REQUIRED WORK: Apart from the images, the entire listing below must be restated word for word.

TASK INPUTS:
|---|

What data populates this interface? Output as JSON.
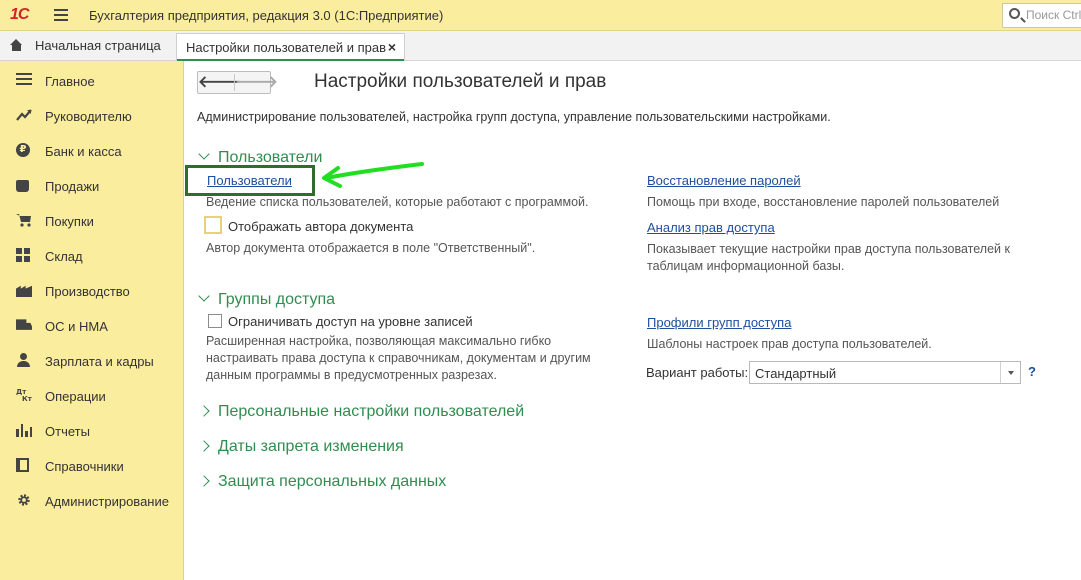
{
  "titlebar": {
    "logo": "1С",
    "title": "Бухгалтерия предприятия, редакция 3.0  (1С:Предприятие)",
    "search_placeholder": "Поиск Ctrl+Shift+F"
  },
  "tabs": {
    "home_label": "Начальная страница",
    "active_label": "Настройки пользователей и прав",
    "close_glyph": "×"
  },
  "sidebar": {
    "items": [
      {
        "label": "Главное",
        "icon": "menu-lines-icon"
      },
      {
        "label": "Руководителю",
        "icon": "trend-icon"
      },
      {
        "label": "Банк и касса",
        "icon": "ruble-coin-icon"
      },
      {
        "label": "Продажи",
        "icon": "bag-icon"
      },
      {
        "label": "Покупки",
        "icon": "cart-icon"
      },
      {
        "label": "Склад",
        "icon": "warehouse-icon"
      },
      {
        "label": "Производство",
        "icon": "factory-icon"
      },
      {
        "label": "ОС и НМА",
        "icon": "truck-icon"
      },
      {
        "label": "Зарплата и кадры",
        "icon": "person-icon"
      },
      {
        "label": "Операции",
        "icon": "dt-kt-icon"
      },
      {
        "label": "Отчеты",
        "icon": "bar-chart-icon"
      },
      {
        "label": "Справочники",
        "icon": "book-icon"
      },
      {
        "label": "Администрирование",
        "icon": "gear-icon"
      }
    ]
  },
  "main": {
    "back_glyph": "🡐",
    "forward_glyph": "🡒",
    "title": "Настройки пользователей и прав",
    "description": "Администрирование пользователей, настройка групп доступа, управление пользовательскими настройками.",
    "users_section": {
      "heading": "Пользователи",
      "users_link": "Пользователи",
      "users_hint": "Ведение списка пользователей, которые работают с программой.",
      "show_author_label": "Отображать автора документа",
      "show_author_hint": "Автор документа отображается в поле \"Ответственный\".",
      "password_link": "Восстановление паролей",
      "password_hint": "Помощь при входе, восстановление паролей пользователей",
      "rights_link": "Анализ прав доступа",
      "rights_hint": "Показывает текущие настройки прав доступа пользователей к таблицам информационной базы."
    },
    "groups_section": {
      "heading": "Группы доступа",
      "restrict_label": "Ограничивать доступ на уровне записей",
      "restrict_hint": "Расширенная настройка, позволяющая максимально гибко настраивать права доступа к справочникам, документам и другим данным программы в предусмотренных разрезах.",
      "profiles_link": "Профили групп доступа",
      "profiles_hint": "Шаблоны настроек прав доступа пользователей.",
      "variant_label": "Вариант работы:",
      "variant_value": "Стандартный",
      "help_glyph": "?"
    },
    "collapsed_sections": [
      "Персональные настройки пользователей",
      "Даты запрета изменения",
      "Защита персональных данных"
    ]
  },
  "colors": {
    "accent_green": "#2f8d4f",
    "sidebar_bg": "#fbed9e",
    "link_blue": "#1d4f9e",
    "annotation_arrow": "#22dd22"
  }
}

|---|

PROBLEM SOLUTION:
What data populates this interface? Output as JSON.
{
  "titlebar": {
    "logo": "1С",
    "title": "Бухгалтерия предприятия, редакция 3.0  (1С:Предприятие)",
    "search_placeholder": "Поиск Ctrl+Shift+F"
  },
  "tabs": {
    "home_label": "Начальная страница",
    "active_label": "Настройки пользователей и прав",
    "close_glyph": "×"
  },
  "sidebar": {
    "items": [
      {
        "label": "Главное",
        "icon": "menu-lines-icon"
      },
      {
        "label": "Руководителю",
        "icon": "trend-icon"
      },
      {
        "label": "Банк и касса",
        "icon": "ruble-coin-icon"
      },
      {
        "label": "Продажи",
        "icon": "bag-icon"
      },
      {
        "label": "Покупки",
        "icon": "cart-icon"
      },
      {
        "label": "Склад",
        "icon": "warehouse-icon"
      },
      {
        "label": "Производство",
        "icon": "factory-icon"
      },
      {
        "label": "ОС и НМА",
        "icon": "truck-icon"
      },
      {
        "label": "Зарплата и кадры",
        "icon": "person-icon"
      },
      {
        "label": "Операции",
        "icon": "dt-kt-icon"
      },
      {
        "label": "Отчеты",
        "icon": "bar-chart-icon"
      },
      {
        "label": "Справочники",
        "icon": "book-icon"
      },
      {
        "label": "Администрирование",
        "icon": "gear-icon"
      }
    ]
  },
  "main": {
    "back_glyph": "🡐",
    "forward_glyph": "🡒",
    "title": "Настройки пользователей и прав",
    "description": "Администрирование пользователей, настройка групп доступа, управление пользовательскими настройками.",
    "users_section": {
      "heading": "Пользователи",
      "users_link": "Пользователи",
      "users_hint": "Ведение списка пользователей, которые работают с программой.",
      "show_author_label": "Отображать автора документа",
      "show_author_hint": "Автор документа отображается в поле \"Ответственный\".",
      "password_link": "Восстановление паролей",
      "password_hint": "Помощь при входе, восстановление паролей пользователей",
      "rights_link": "Анализ прав доступа",
      "rights_hint": "Показывает текущие настройки прав доступа пользователей к таблицам информационной базы."
    },
    "groups_section": {
      "heading": "Группы доступа",
      "restrict_label": "Ограничивать доступ на уровне записей",
      "restrict_hint": "Расширенная настройка, позволяющая максимально гибко настраивать права доступа к справочникам, документам и другим данным программы в предусмотренных разрезах.",
      "profiles_link": "Профили групп доступа",
      "profiles_hint": "Шаблоны настроек прав доступа пользователей.",
      "variant_label": "Вариант работы:",
      "variant_value": "Стандартный",
      "help_glyph": "?"
    },
    "collapsed_sections": [
      "Персональные настройки пользователей",
      "Даты запрета изменения",
      "Защита персональных данных"
    ]
  },
  "colors": {
    "accent_green": "#2f8d4f",
    "sidebar_bg": "#fbed9e",
    "link_blue": "#1d4f9e",
    "annotation_arrow": "#22dd22"
  }
}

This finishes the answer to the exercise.